OAKLEY -- At least two cases of suspected dog poisoning in Oakley have prompted a flurry of activity on social media accounts.
Over the past two weeks, as of Feb. 14, two people in the Vintage Parkway area have posted reports on Facebook that their dogs suddenly fell ill, exhibiting symptoms that could result from ingesting a toxic substance.
Fetzer Lane resident Kelly Van Norsdall raised the first alarm Feb. 5 after one of her three dogs didn't respond when she called them inside from the back yard.
Usually it's her 7-month-old Yorkshire terrier that's first to appear at the door yapping away, Van Norsdall said, but that evening the puppy was a no-show.
Her daughter found the dog in the yard behaving like "a really bad drunk," she said, noting that it was unsteady on its feet, couldn't hold its head up and was having trouble breathing.
She headed straight to an emergency clinic where a veterinarian thought the Yorkie's behavior was consistent with poisoning and induced vomiting as well as administered a form of charcoal to reduce the level of chemicals absorbed by the dog's digestive system, Van Norsdall said.
Two days later, Chandon Court resident Erin Piña also rushed her dog to an animal hospital after her 2-year-old English bulldog developed diarrhea, lost her appetite, and began wobbling as she walked.
The veterinarian concluded that the symptoms suggested a reaction to some poison, the same opinion that Piña says a second veterinarian also had.
While she awaits the results of a toxicology report, her bulldog remains on four medications.
Pet owners always should report a suspected poisoning, said Lt. Jane Andreotti of the Contra Costa County Animal Services Department.
Such cases are relatively rare -- she estimates that her agency gets a handful in the course of a year.
"We want to be involved in what crimes we need to be involved in," Andreotti said, noting that state law requires the agency to investigate every case where the inhumane treatment of an animal is suspected even if the reporting party isn't pointing fingers.
Although a veterinarian can determine conclusively whether a pet has ingested poison, an animal services officer also will try to gather evidence of wrongdoing by speaking to the owner, neighbors and anyone else who might have seen or heard something, Andreotti said.
She noted that even if an officer finds that someone did talk about poisoning a neighbor's pet that doesn't mean he or she actually acted on the threat.
Authorities also might search properties for common poisons such as antifreeze or rat and snail bait, but finding them doesn't mean the case is closed, Andreotti said.

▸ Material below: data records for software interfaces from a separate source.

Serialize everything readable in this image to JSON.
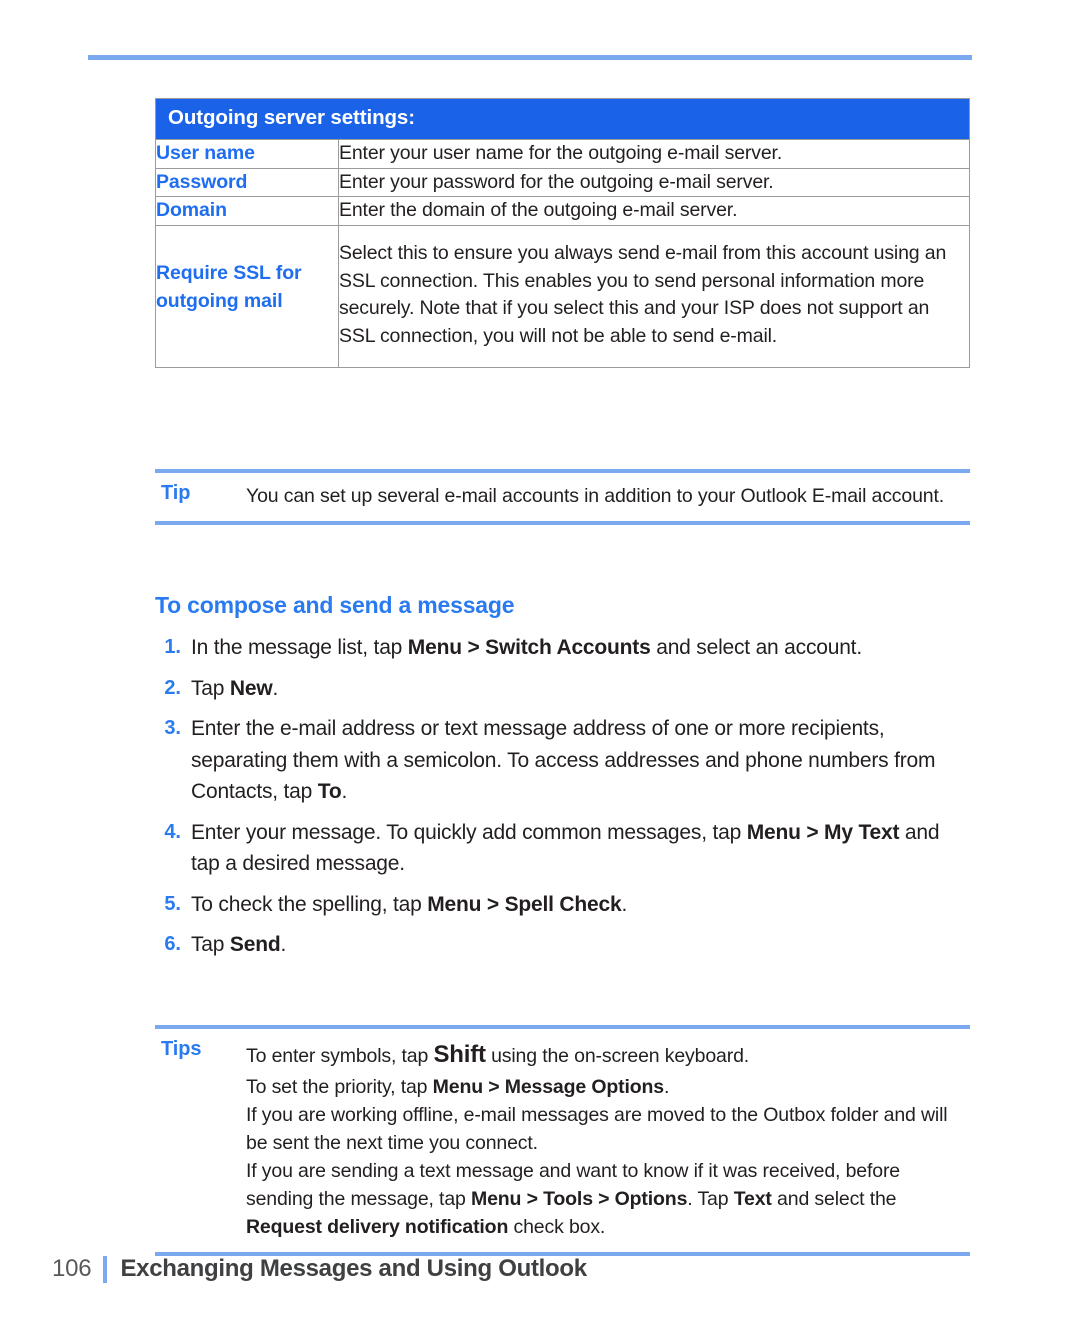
{
  "colors": {
    "heading_blue": "#2a7bf0",
    "label_blue": "#1f6ef0",
    "table_header_blue": "#1a63e8",
    "rule_blue": "#7aa9f0",
    "body_text": "#231f20"
  },
  "table": {
    "header": "Outgoing server settings:",
    "rows": [
      {
        "label": "User name",
        "description": "Enter your user name for the outgoing e-mail server."
      },
      {
        "label": "Password",
        "description": "Enter your password for the outgoing e-mail server."
      },
      {
        "label": "Domain",
        "description": "Enter the domain of the outgoing e-mail server."
      },
      {
        "label": "Require SSL for outgoing mail",
        "description": "Select this to ensure you always send e-mail from this account using an SSL connection. This enables you to send personal information more securely. Note that if you select this and your ISP does not support an SSL connection, you will not be able to send e-mail."
      }
    ]
  },
  "tip_callout": {
    "label": "Tip",
    "text": "You can set up several e-mail accounts in addition to your Outlook E-mail account."
  },
  "section": {
    "heading": "To compose and send a message",
    "steps": [
      {
        "number": "1.",
        "parts": [
          {
            "text": "In the message list, tap ",
            "bold": false
          },
          {
            "text": "Menu > Switch Accounts",
            "bold": true
          },
          {
            "text": " and select an account.",
            "bold": false
          }
        ]
      },
      {
        "number": "2.",
        "parts": [
          {
            "text": "Tap ",
            "bold": false
          },
          {
            "text": "New",
            "bold": true
          },
          {
            "text": ".",
            "bold": false
          }
        ]
      },
      {
        "number": "3.",
        "parts": [
          {
            "text": "Enter the e-mail address or text message address of one or more recipients, separating them with a semicolon. To access addresses and phone numbers from Contacts, tap ",
            "bold": false
          },
          {
            "text": "To",
            "bold": true
          },
          {
            "text": ".",
            "bold": false
          }
        ]
      },
      {
        "number": "4.",
        "parts": [
          {
            "text": "Enter your message. To quickly add common messages, tap ",
            "bold": false
          },
          {
            "text": "Menu > My Text",
            "bold": true
          },
          {
            "text": " and tap a desired message.",
            "bold": false
          }
        ]
      },
      {
        "number": "5.",
        "parts": [
          {
            "text": "To check the spelling, tap ",
            "bold": false
          },
          {
            "text": "Menu > Spell Check",
            "bold": true
          },
          {
            "text": ".",
            "bold": false
          }
        ]
      },
      {
        "number": "6.",
        "parts": [
          {
            "text": "Tap ",
            "bold": false
          },
          {
            "text": "Send",
            "bold": true
          },
          {
            "text": ".",
            "bold": false
          }
        ]
      }
    ]
  },
  "tips_callout": {
    "label": "Tips",
    "lines": [
      [
        {
          "text": "To enter symbols, tap ",
          "bold": false
        },
        {
          "text": "Shift",
          "bold": true,
          "keycap": true
        },
        {
          "text": " using the on-screen keyboard.",
          "bold": false
        }
      ],
      [
        {
          "text": "To set the priority, tap ",
          "bold": false
        },
        {
          "text": "Menu > Message Options",
          "bold": true
        },
        {
          "text": ".",
          "bold": false
        }
      ],
      [
        {
          "text": "If you are working offline, e-mail messages are moved to the Outbox folder and will be sent the next time you connect.",
          "bold": false
        }
      ],
      [
        {
          "text": "If you are sending a text message and want to know if it was received, before sending the message, tap ",
          "bold": false
        },
        {
          "text": "Menu > Tools > Options",
          "bold": true
        },
        {
          "text": ". Tap ",
          "bold": false
        },
        {
          "text": "Text",
          "bold": true
        },
        {
          "text": " and select the ",
          "bold": false
        },
        {
          "text": "Request delivery notification",
          "bold": true
        },
        {
          "text": " check box.",
          "bold": false
        }
      ]
    ]
  },
  "footer": {
    "page_number": "106",
    "chapter_title": "Exchanging Messages and Using Outlook"
  }
}
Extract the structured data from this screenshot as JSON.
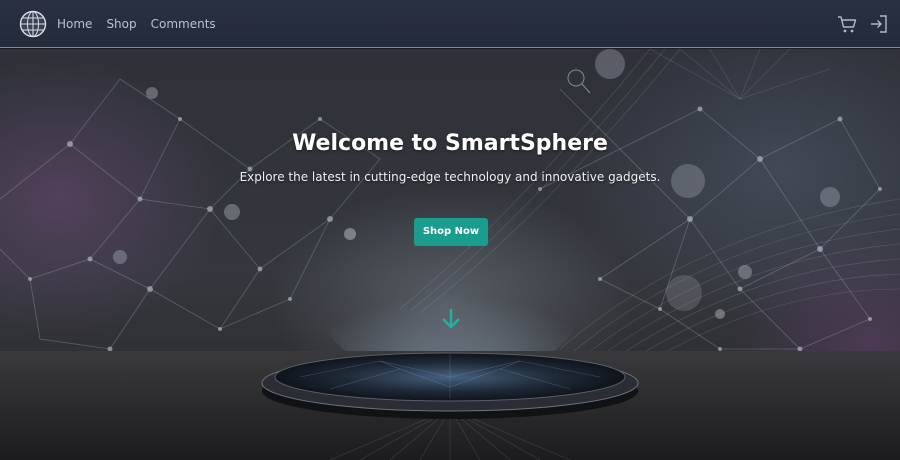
{
  "navbar": {
    "logo_icon": "globe-icon",
    "links": [
      {
        "label": "Home"
      },
      {
        "label": "Shop"
      },
      {
        "label": "Comments"
      }
    ],
    "right_icons": [
      "cart-icon",
      "login-icon"
    ]
  },
  "hero": {
    "title": "Welcome to SmartSphere",
    "subtitle": "Explore the latest in cutting-edge technology and innovative gadgets.",
    "cta_label": "Shop Now",
    "scroll_icon": "arrow-down-icon",
    "accent_color": "#1a9c8e"
  },
  "colors": {
    "navbar_bg": "#262d3d",
    "nav_link": "#b7c2d6",
    "button": "#1a9c8e",
    "arrow": "#1fb3a2"
  }
}
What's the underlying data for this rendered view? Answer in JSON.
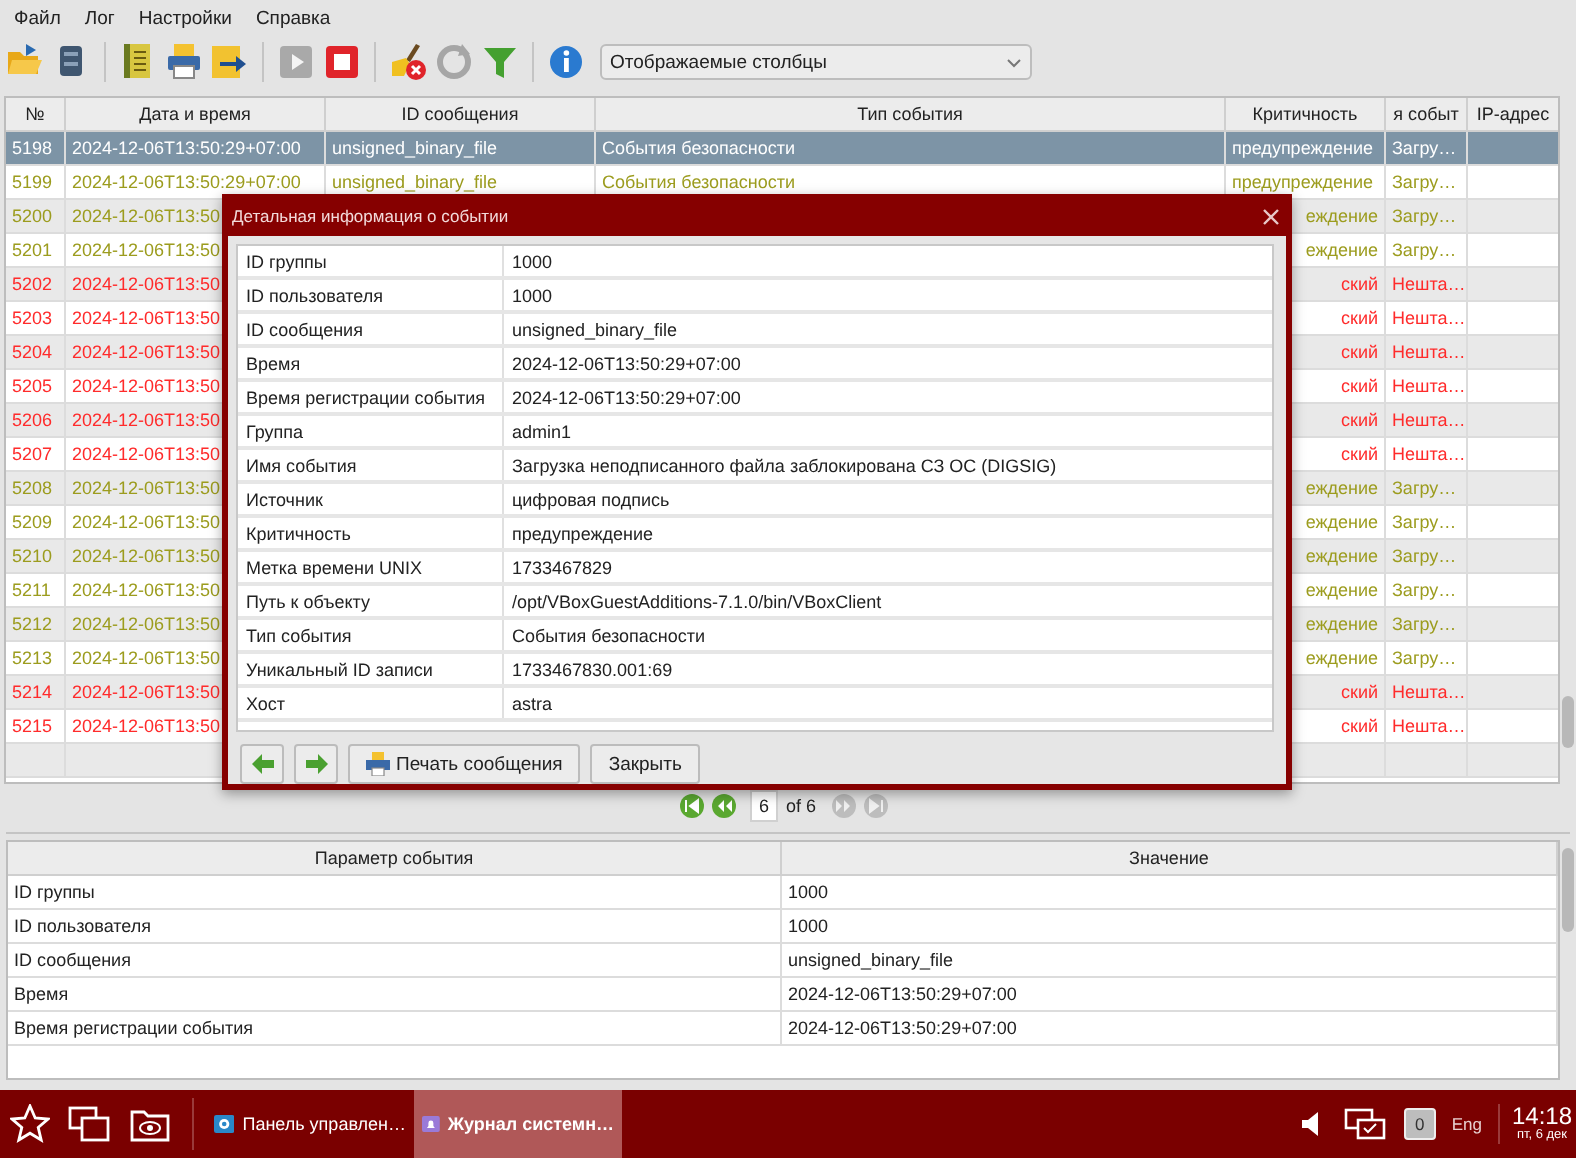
{
  "menu": [
    {
      "label": "Файл"
    },
    {
      "label": "Лог"
    },
    {
      "label": "Настройки"
    },
    {
      "label": "Справка"
    }
  ],
  "toolbar": [
    {
      "kind": "open",
      "disabled": false
    },
    {
      "kind": "disk",
      "disabled": false
    },
    {
      "kind": "separator"
    },
    {
      "kind": "ledger",
      "disabled": false
    },
    {
      "kind": "print",
      "disabled": false
    },
    {
      "kind": "export",
      "disabled": false
    },
    {
      "kind": "separator"
    },
    {
      "kind": "play",
      "disabled": true
    },
    {
      "kind": "stop",
      "disabled": false
    },
    {
      "kind": "separator"
    },
    {
      "kind": "clear",
      "disabled": false
    },
    {
      "kind": "refresh",
      "disabled": true
    },
    {
      "kind": "filter",
      "disabled": false
    },
    {
      "kind": "separator"
    },
    {
      "kind": "info",
      "disabled": false
    }
  ],
  "columns_dropdown": {
    "value": "Отображаемые столбцы"
  },
  "events_table": {
    "columns": [
      "№",
      "Дата и время",
      "ID сообщения",
      "Тип события",
      "Критичность",
      "я событ",
      "IP-адрес"
    ],
    "rows": [
      {
        "number": "5198",
        "datetime": "2024-12-06T13:50:29+07:00",
        "message_id": "unsigned_binary_file",
        "event_type": "События безопасности",
        "criticality": "предупреждение",
        "event_name": "Загру…",
        "selected": true
      },
      {
        "number": "5199",
        "datetime": "2024-12-06T13:50:29+07:00",
        "message_id": "unsigned_binary_file",
        "event_type": "События безопасности",
        "criticality": "предупреждение",
        "event_name": "Загру…",
        "selected": false,
        "color": "#9c9c1e"
      },
      {
        "number": "5200",
        "datetime": "2024-12-06T13:50",
        "criticality": "еждение",
        "event_name": "Загру…",
        "selected": false,
        "color": "#9c9c1e"
      },
      {
        "number": "5201",
        "datetime": "2024-12-06T13:50",
        "criticality": "еждение",
        "event_name": "Загру…",
        "selected": false,
        "color": "#9c9c1e"
      },
      {
        "number": "5202",
        "datetime": "2024-12-06T13:50",
        "criticality": "ский",
        "event_name": "Нешта…",
        "selected": false,
        "color": "#ff2b2b"
      },
      {
        "number": "5203",
        "datetime": "2024-12-06T13:50",
        "criticality": "ский",
        "event_name": "Нешта…",
        "selected": false,
        "color": "#ff2b2b"
      },
      {
        "number": "5204",
        "datetime": "2024-12-06T13:50",
        "criticality": "ский",
        "event_name": "Нешта…",
        "selected": false,
        "color": "#ff2b2b"
      },
      {
        "number": "5205",
        "datetime": "2024-12-06T13:50",
        "criticality": "ский",
        "event_name": "Нешта…",
        "selected": false,
        "color": "#ff2b2b"
      },
      {
        "number": "5206",
        "datetime": "2024-12-06T13:50",
        "criticality": "ский",
        "event_name": "Нешта…",
        "selected": false,
        "color": "#ff2b2b"
      },
      {
        "number": "5207",
        "datetime": "2024-12-06T13:50",
        "criticality": "ский",
        "event_name": "Нешта…",
        "selected": false,
        "color": "#ff2b2b"
      },
      {
        "number": "5208",
        "datetime": "2024-12-06T13:50",
        "criticality": "еждение",
        "event_name": "Загру…",
        "selected": false,
        "color": "#9c9c1e"
      },
      {
        "number": "5209",
        "datetime": "2024-12-06T13:50",
        "criticality": "еждение",
        "event_name": "Загру…",
        "selected": false,
        "color": "#9c9c1e"
      },
      {
        "number": "5210",
        "datetime": "2024-12-06T13:50",
        "criticality": "еждение",
        "event_name": "Загру…",
        "selected": false,
        "color": "#9c9c1e"
      },
      {
        "number": "5211",
        "datetime": "2024-12-06T13:50",
        "criticality": "еждение",
        "event_name": "Загру…",
        "selected": false,
        "color": "#9c9c1e"
      },
      {
        "number": "5212",
        "datetime": "2024-12-06T13:50",
        "criticality": "еждение",
        "event_name": "Загру…",
        "selected": false,
        "color": "#9c9c1e"
      },
      {
        "number": "5213",
        "datetime": "2024-12-06T13:50",
        "criticality": "еждение",
        "event_name": "Загру…",
        "selected": false,
        "color": "#9c9c1e"
      },
      {
        "number": "5214",
        "datetime": "2024-12-06T13:50",
        "criticality": "ский",
        "event_name": "Нешта…",
        "selected": false,
        "color": "#ff2b2b"
      },
      {
        "number": "5215",
        "datetime": "2024-12-06T13:50",
        "criticality": "ский",
        "event_name": "Нешта…",
        "selected": false,
        "color": "#ff2b2b"
      }
    ]
  },
  "dialog": {
    "title": "Детальная информация о событии",
    "fields": [
      {
        "label": "ID группы",
        "value": "1000"
      },
      {
        "label": "ID пользователя",
        "value": "1000"
      },
      {
        "label": "ID сообщения",
        "value": "unsigned_binary_file"
      },
      {
        "label": "Время",
        "value": "2024-12-06T13:50:29+07:00"
      },
      {
        "label": "Время регистрации события",
        "value": "2024-12-06T13:50:29+07:00"
      },
      {
        "label": "Группа",
        "value": "admin1"
      },
      {
        "label": "Имя события",
        "value": "Загрузка неподписанного файла заблокирована СЗ ОС (DIGSIG)"
      },
      {
        "label": "Источник",
        "value": "цифровая подпись"
      },
      {
        "label": "Критичность",
        "value": "предупреждение"
      },
      {
        "label": "Метка времени UNIX",
        "value": "1733467829"
      },
      {
        "label": "Путь к объекту",
        "value": "/opt/VBoxGuestAdditions-7.1.0/bin/VBoxClient"
      },
      {
        "label": "Тип события",
        "value": "События безопасности"
      },
      {
        "label": "Уникальный ID записи",
        "value": "1733467830.001:69"
      },
      {
        "label": "Хост",
        "value": "astra"
      }
    ],
    "buttons": [
      {
        "kind": "back"
      },
      {
        "kind": "forward"
      },
      {
        "kind": "print",
        "label": "Печать сообщения"
      },
      {
        "kind": "close",
        "label": "Закрыть"
      }
    ]
  },
  "pager": {
    "buttons": [
      {
        "kind": "first",
        "disabled": false
      },
      {
        "kind": "previous",
        "disabled": false
      },
      {
        "kind": "next",
        "disabled": true
      },
      {
        "kind": "last",
        "disabled": true
      }
    ],
    "page": "6",
    "total": "of 6"
  },
  "details_table": {
    "columns": [
      "Параметр события",
      "Значение"
    ],
    "rows": [
      {
        "parameter": "ID группы",
        "value": "1000"
      },
      {
        "parameter": "ID пользователя",
        "value": "1000"
      },
      {
        "parameter": "ID сообщения",
        "value": "unsigned_binary_file"
      },
      {
        "parameter": "Время",
        "value": "2024-12-06T13:50:29+07:00"
      },
      {
        "parameter": "Время регистрации события",
        "value": "2024-12-06T13:50:29+07:00"
      }
    ]
  },
  "taskbar": {
    "tasks": [
      {
        "label": "Панель управлен…",
        "kind": "settings",
        "selected": false
      },
      {
        "label": "Журнал системн…",
        "kind": "journal",
        "selected": true
      }
    ],
    "badge": "0",
    "language": "Eng",
    "time": "14:18",
    "date": "пт, 6 дек"
  }
}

A poisoning could be accidental and even if it isn't, "it's very hard to prove (a crime has been committed) because a lot of these things are poisons are typically kept in any home," she said. "You can show (poisoning) occurred but you can't necessarily show who's responsible."
Contact Rowena Coetsee at 925-779-7141. Follow her at Twitter.com/RowenaCoetsee.